[Recorded data]
--------------------
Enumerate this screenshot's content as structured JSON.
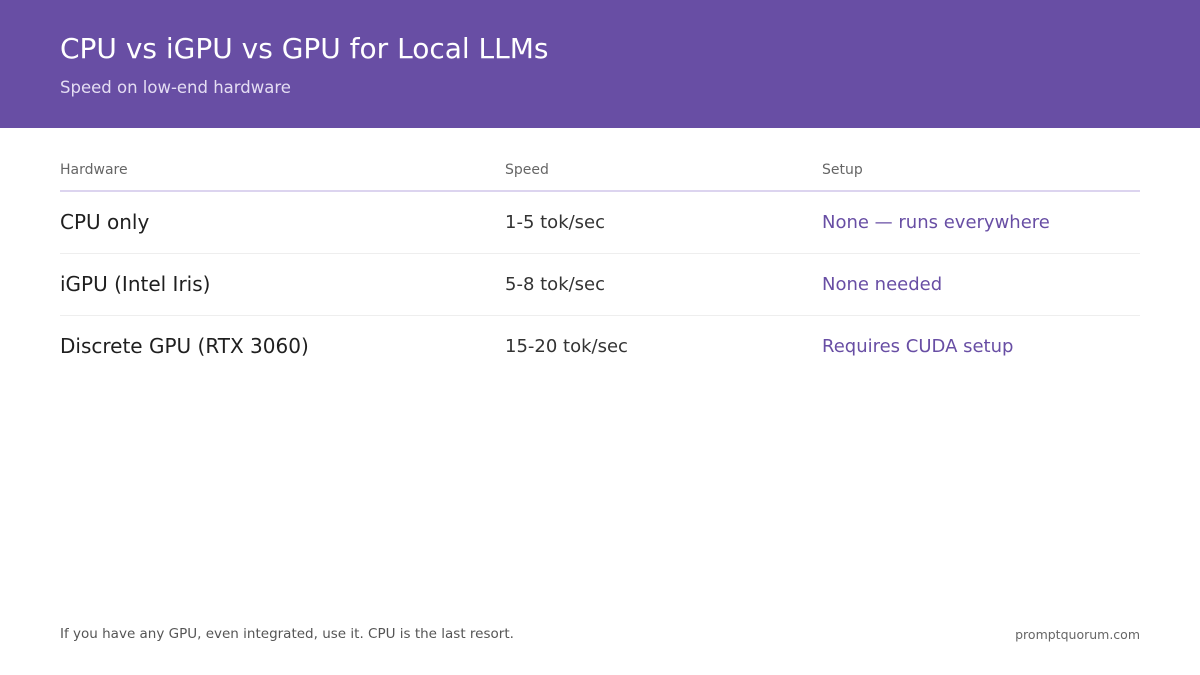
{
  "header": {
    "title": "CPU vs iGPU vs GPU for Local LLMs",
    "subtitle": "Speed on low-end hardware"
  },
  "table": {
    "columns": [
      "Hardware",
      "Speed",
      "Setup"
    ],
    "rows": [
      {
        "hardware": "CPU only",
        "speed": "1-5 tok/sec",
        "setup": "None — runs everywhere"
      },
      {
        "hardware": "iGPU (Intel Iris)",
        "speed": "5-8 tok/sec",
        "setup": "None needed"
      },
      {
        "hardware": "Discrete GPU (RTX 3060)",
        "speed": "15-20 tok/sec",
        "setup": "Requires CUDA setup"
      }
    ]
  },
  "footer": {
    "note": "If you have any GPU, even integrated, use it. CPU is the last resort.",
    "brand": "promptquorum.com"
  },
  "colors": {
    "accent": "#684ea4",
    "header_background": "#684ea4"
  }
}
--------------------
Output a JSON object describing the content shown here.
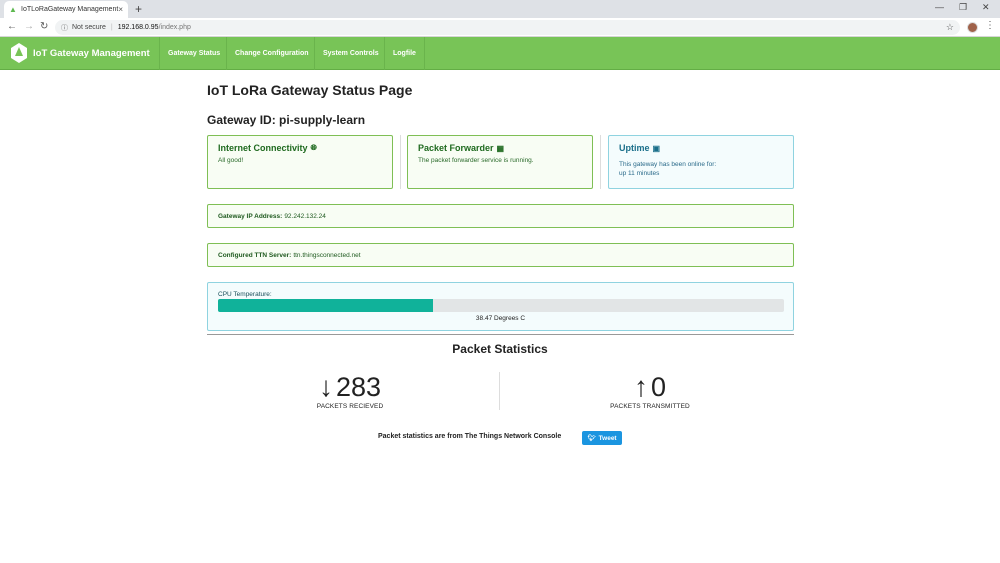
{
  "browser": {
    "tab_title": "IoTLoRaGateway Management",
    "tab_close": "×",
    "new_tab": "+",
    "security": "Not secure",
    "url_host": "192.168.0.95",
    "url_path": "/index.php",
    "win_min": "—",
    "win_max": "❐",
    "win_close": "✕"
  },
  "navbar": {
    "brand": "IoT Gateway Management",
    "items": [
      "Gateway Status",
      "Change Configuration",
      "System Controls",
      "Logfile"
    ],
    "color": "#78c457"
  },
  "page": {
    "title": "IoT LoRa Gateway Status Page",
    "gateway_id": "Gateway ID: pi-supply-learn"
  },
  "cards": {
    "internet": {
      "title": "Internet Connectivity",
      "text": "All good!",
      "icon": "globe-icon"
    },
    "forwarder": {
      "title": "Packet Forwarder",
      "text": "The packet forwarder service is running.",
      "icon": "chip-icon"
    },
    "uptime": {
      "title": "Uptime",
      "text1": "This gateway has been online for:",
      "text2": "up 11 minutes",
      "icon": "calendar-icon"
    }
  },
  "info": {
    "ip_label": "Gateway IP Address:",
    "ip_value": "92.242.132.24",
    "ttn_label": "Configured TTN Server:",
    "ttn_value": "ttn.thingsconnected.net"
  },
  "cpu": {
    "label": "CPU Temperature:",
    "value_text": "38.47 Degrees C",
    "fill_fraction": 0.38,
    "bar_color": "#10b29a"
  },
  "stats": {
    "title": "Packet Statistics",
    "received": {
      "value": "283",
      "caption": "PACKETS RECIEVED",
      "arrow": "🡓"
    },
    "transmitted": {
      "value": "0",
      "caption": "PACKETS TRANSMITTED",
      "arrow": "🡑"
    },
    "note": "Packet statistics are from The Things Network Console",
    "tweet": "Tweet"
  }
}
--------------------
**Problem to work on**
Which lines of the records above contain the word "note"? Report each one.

**Response to this task**
    "note": "If you have any GPU, even integrated, use it. CPU is the last resort.",
    "note": "Packet statistics are from The Things Network Console",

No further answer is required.